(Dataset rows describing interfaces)

==========

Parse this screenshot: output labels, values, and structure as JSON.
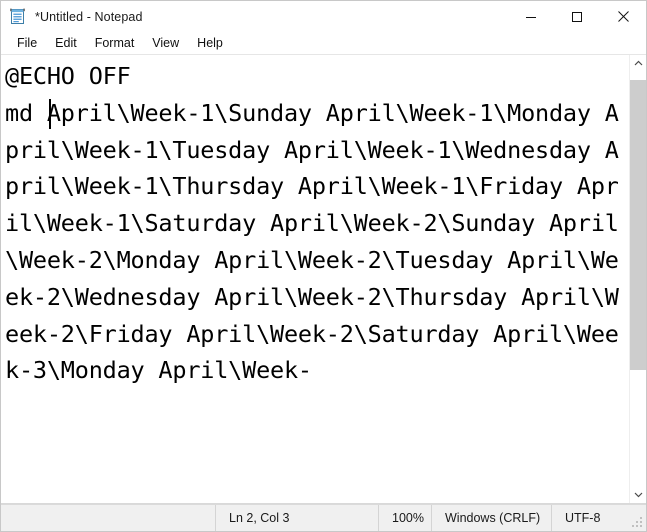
{
  "window": {
    "title": "*Untitled - Notepad",
    "icon": "notepad-icon",
    "controls": {
      "minimize": "minimize-icon",
      "maximize": "maximize-icon",
      "close": "close-icon"
    }
  },
  "menubar": {
    "items": [
      {
        "label": "File"
      },
      {
        "label": "Edit"
      },
      {
        "label": "Format"
      },
      {
        "label": "View"
      },
      {
        "label": "Help"
      }
    ]
  },
  "editor": {
    "content": "@ECHO OFF\nmd April\\Week-1\\Sunday April\\Week-1\\Monday April\\Week-1\\Tuesday April\\Week-1\\Wednesday April\\Week-1\\Thursday April\\Week-1\\Friday April\\Week-1\\Saturday April\\Week-2\\Sunday April\\Week-2\\Monday April\\Week-2\\Tuesday April\\Week-2\\Wednesday April\\Week-2\\Thursday April\\Week-2\\Friday April\\Week-2\\Saturday April\\Week-3\\Monday April\\Week-",
    "caret_after": "md",
    "wrapped_lines": [
      "@ECHO OFF",
      "md April\\Week-1\\Sunday April",
      "\\Week-1\\Monday April\\Week-",
      "1\\Tuesday April\\Week-1\\Wednesday",
      "April\\Week-1\\Thursday April\\Week-",
      "1\\Friday April\\Week-1\\Saturday",
      "April\\Week-2\\Sunday April\\Week-",
      "2\\Monday April\\Week-2\\Tuesday",
      "April\\Week-2\\Wednesday April",
      "\\Week-2\\Thursday April\\Week-",
      "2\\Friday April\\Week-2\\Saturday",
      "April\\Week-3\\Monday April\\Week-"
    ]
  },
  "scrollbar": {
    "up_arrow": "chevron-up-icon",
    "down_arrow": "chevron-down-icon",
    "thumb_top_percent": 2,
    "thumb_height_percent": 70
  },
  "statusbar": {
    "line_col": "Ln 2, Col 3",
    "zoom": "100%",
    "line_ending": "Windows (CRLF)",
    "encoding": "UTF-8"
  },
  "colors": {
    "titlebar_bg": "#ffffff",
    "statusbar_bg": "#f0f0f0",
    "text": "#000000",
    "scroll_thumb": "#cdcdcd",
    "icon_blue": "#4f9ad6"
  }
}
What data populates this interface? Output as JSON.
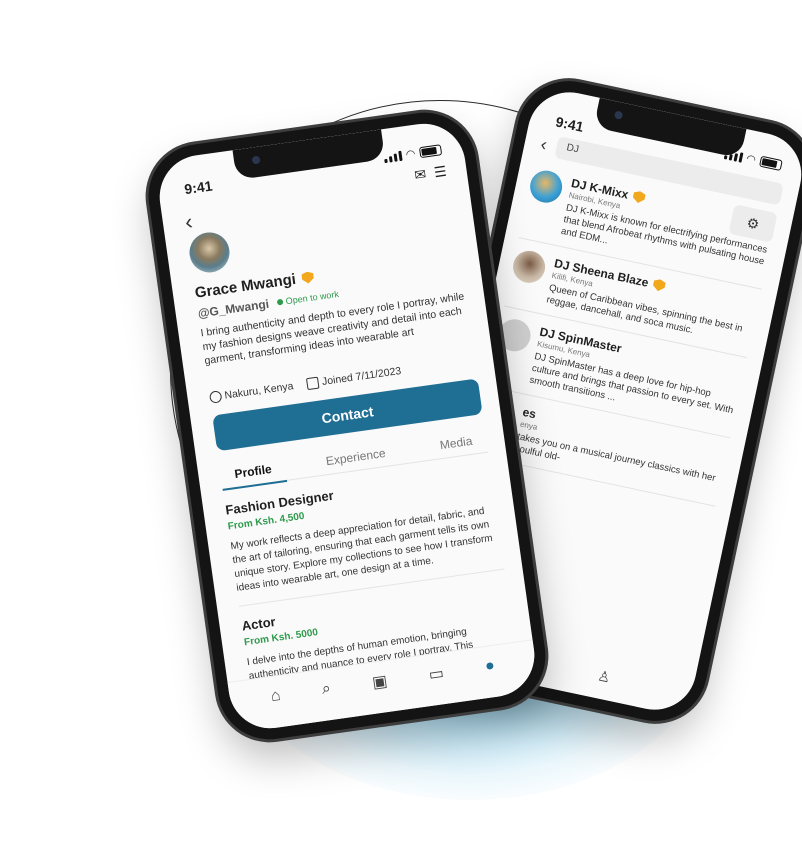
{
  "colors": {
    "accent": "#1f6e94",
    "success": "#2e9a4c",
    "verified": "#f2a81d",
    "glow": "#54bae4"
  },
  "front_phone": {
    "status_time": "9:41",
    "header_icons": [
      "mail-icon",
      "menu-icon"
    ],
    "profile": {
      "name": "Grace Mwangi",
      "handle": "@G_Mwangi",
      "status_badge": "Open to work",
      "bio": "I bring authenticity and depth to every role I portray, while my fashion designs weave creativity and detail into each garment, transforming ideas into wearable art",
      "location": "Nakuru, Kenya",
      "joined": "Joined 7/11/2023"
    },
    "contact_label": "Contact",
    "tabs": [
      "Profile",
      "Experience",
      "Media"
    ],
    "active_tab": "Profile",
    "sections": [
      {
        "title": "Fashion Designer",
        "price": "From Ksh. 4,500",
        "body": "My work reflects a deep appreciation for detail, fabric, and the art of tailoring, ensuring that each garment tells its own unique story. Explore my collections to see how I transform ideas into wearable art, one design at a time."
      },
      {
        "title": "Actor",
        "price": "From Ksh. 5000",
        "body": "I delve into the depths of human emotion, bringing authenticity and nuance to every role I portray. This"
      }
    ],
    "nav_icons": [
      "home-icon",
      "search-icon",
      "briefcase-icon",
      "wallet-icon",
      "profile-icon"
    ]
  },
  "back_phone": {
    "status_time": "9:41",
    "search_value": "DJ",
    "results": [
      {
        "name": "DJ K-Mixx",
        "location": "Nairobi, Kenya",
        "verified": true,
        "description": "DJ K-Mixx is known for electrifying performances that blend Afrobeat rhythms with pulsating house and EDM..."
      },
      {
        "name": "DJ Sheena Blaze",
        "location": "Kilifi, Kenya",
        "verified": true,
        "description": "Queen of Caribbean vibes, spinning the best in reggae, dancehall, and soca music."
      },
      {
        "name": "DJ SpinMaster",
        "location": "Kisumu, Kenya",
        "verified": false,
        "description": "DJ SpinMaster has a deep love for hip-hop culture and brings that passion to every set. With smooth transitions ..."
      },
      {
        "name": "es",
        "location": "enya",
        "verified": false,
        "description": "takes you on a musical journey classics with her soulful old-"
      }
    ],
    "nav_icons": [
      "wallet-icon",
      "profile-icon"
    ]
  }
}
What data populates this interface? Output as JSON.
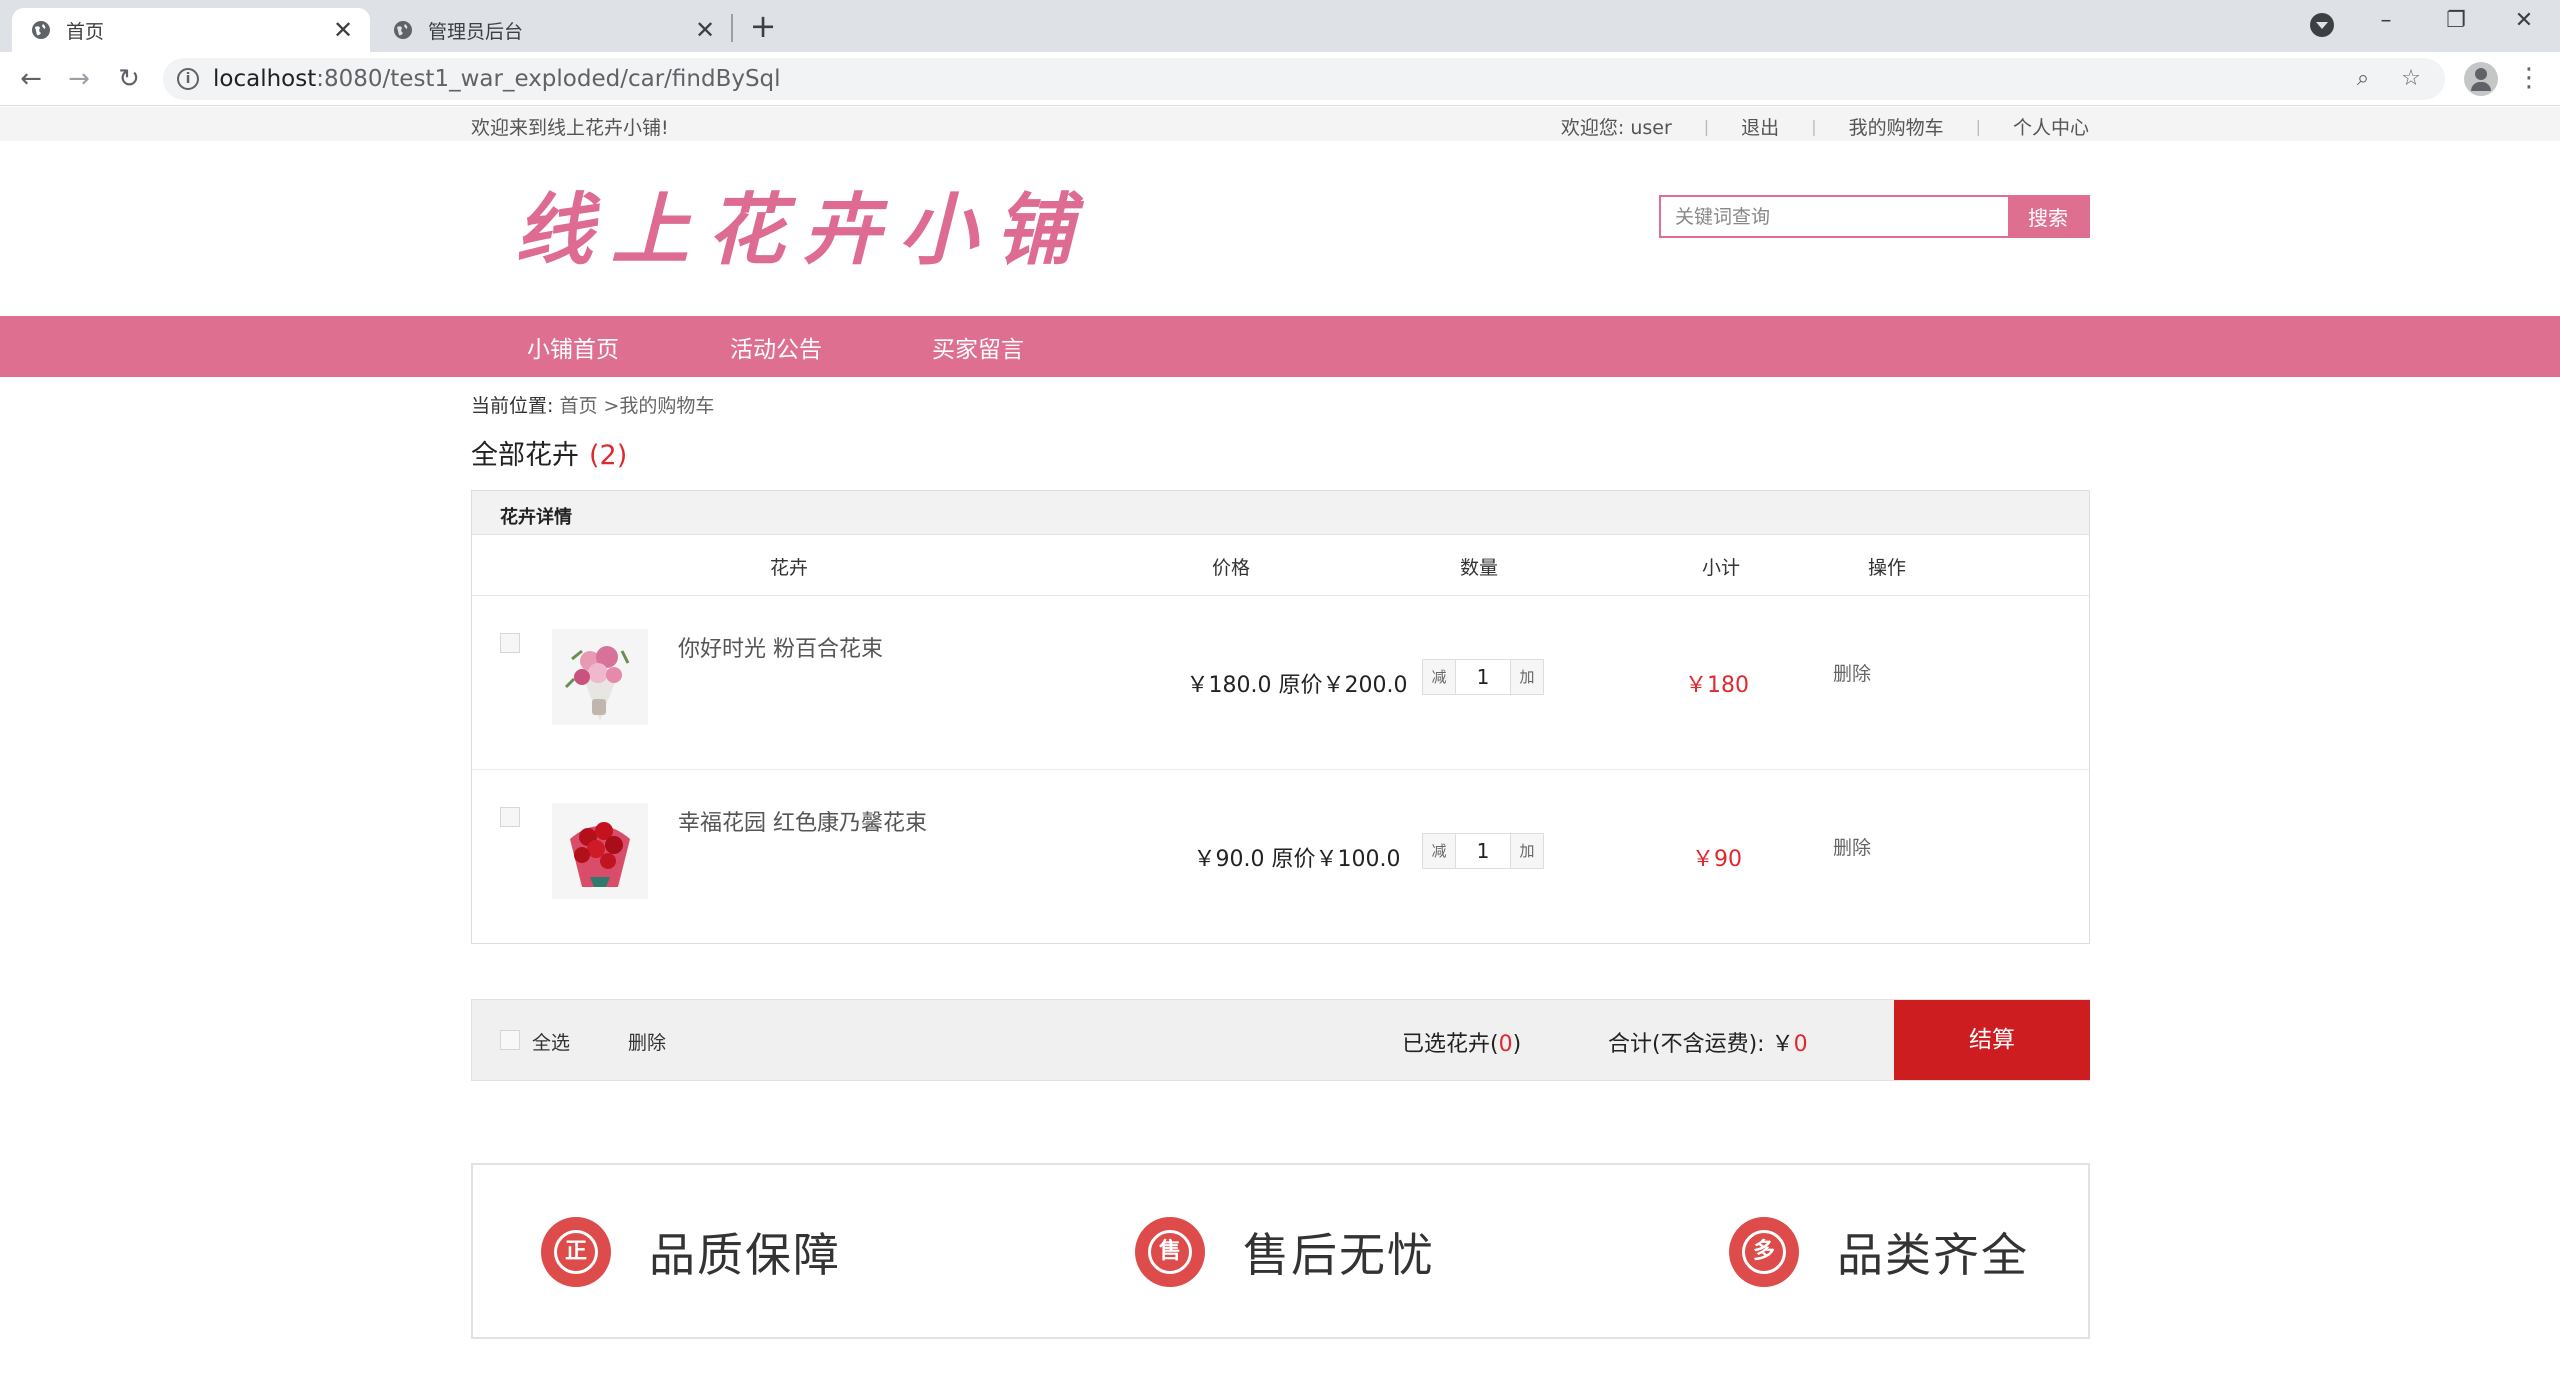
{
  "browser": {
    "tabs": [
      {
        "title": "首页",
        "active": true
      },
      {
        "title": "管理员后台",
        "active": false
      }
    ],
    "url_host": "localhost",
    "url_path": ":8080/test1_war_exploded/car/findBySql",
    "window_controls": {
      "minimize": "–",
      "restore": "❐",
      "close": "✕"
    }
  },
  "topbar": {
    "welcome": "欢迎来到线上花卉小铺!",
    "user_greeting": "欢迎您: user",
    "logout": "退出",
    "my_cart": "我的购物车",
    "profile": "个人中心",
    "separator": "|"
  },
  "header": {
    "logo_text": "线上花卉小铺",
    "search_placeholder": "关键词查询",
    "search_button": "搜索"
  },
  "nav": {
    "items": [
      "小铺首页",
      "活动公告",
      "买家留言"
    ]
  },
  "breadcrumb": {
    "prefix": "当前位置:",
    "home": "首页",
    "current": ">我的购物车"
  },
  "section": {
    "title": "全部花卉",
    "count": "(2)"
  },
  "cart": {
    "header_label": "花卉详情",
    "columns": {
      "flower": "花卉",
      "price": "价格",
      "qty": "数量",
      "subtotal": "小计",
      "action": "操作"
    },
    "items": [
      {
        "name": "你好时光 粉百合花束",
        "price": "￥180.0 原价￥200.0",
        "dec": "减",
        "qty": "1",
        "inc": "加",
        "subtotal": "￥180",
        "delete": "删除",
        "flower_color": "pink"
      },
      {
        "name": "幸福花园 红色康乃馨花束",
        "price": "￥90.0 原价￥100.0",
        "dec": "减",
        "qty": "1",
        "inc": "加",
        "subtotal": "￥90",
        "delete": "删除",
        "flower_color": "red"
      }
    ]
  },
  "summary": {
    "select_all": "全选",
    "delete": "删除",
    "selected_label": "已选花卉",
    "selected_open": "(",
    "selected_count": "0",
    "selected_close": ")",
    "total_label": "合计(不含运费):",
    "total_currency": "￥",
    "total_value": "0",
    "checkout": "结算"
  },
  "guarantees": [
    {
      "icon_char": "正",
      "label": "品质保障",
      "icon": "quality-badge-icon"
    },
    {
      "icon_char": "售",
      "label": "售后无忧",
      "icon": "aftersale-badge-icon"
    },
    {
      "icon_char": "多",
      "label": "品类齐全",
      "icon": "variety-badge-icon"
    }
  ],
  "colors": {
    "brand_pink": "#de6f91",
    "accent_red": "#e0282e",
    "checkout_red": "#cd1d21"
  }
}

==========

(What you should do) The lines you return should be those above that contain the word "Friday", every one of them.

(Task response)
    "content": "@ECHO OFF\nmd April\\Week-1\\Sunday April\\Week-1\\Monday April\\Week-1\\Tuesday April\\Week-1\\Wednesday April\\Week-1\\Thursday April\\Week-1\\Friday April\\Week-1\\Saturday April\\Week-2\\Sunday April\\Week-2\\Monday April\\Week-2\\Tuesday April\\Week-2\\Wednesday April\\Week-2\\Thursday April\\Week-2\\Friday April\\Week-2\\Saturday April\\Week-3\\Monday April\\Week-",
      "1\\Friday April\\Week-1\\Saturday",
      "2\\Friday April\\Week-2\\Saturday",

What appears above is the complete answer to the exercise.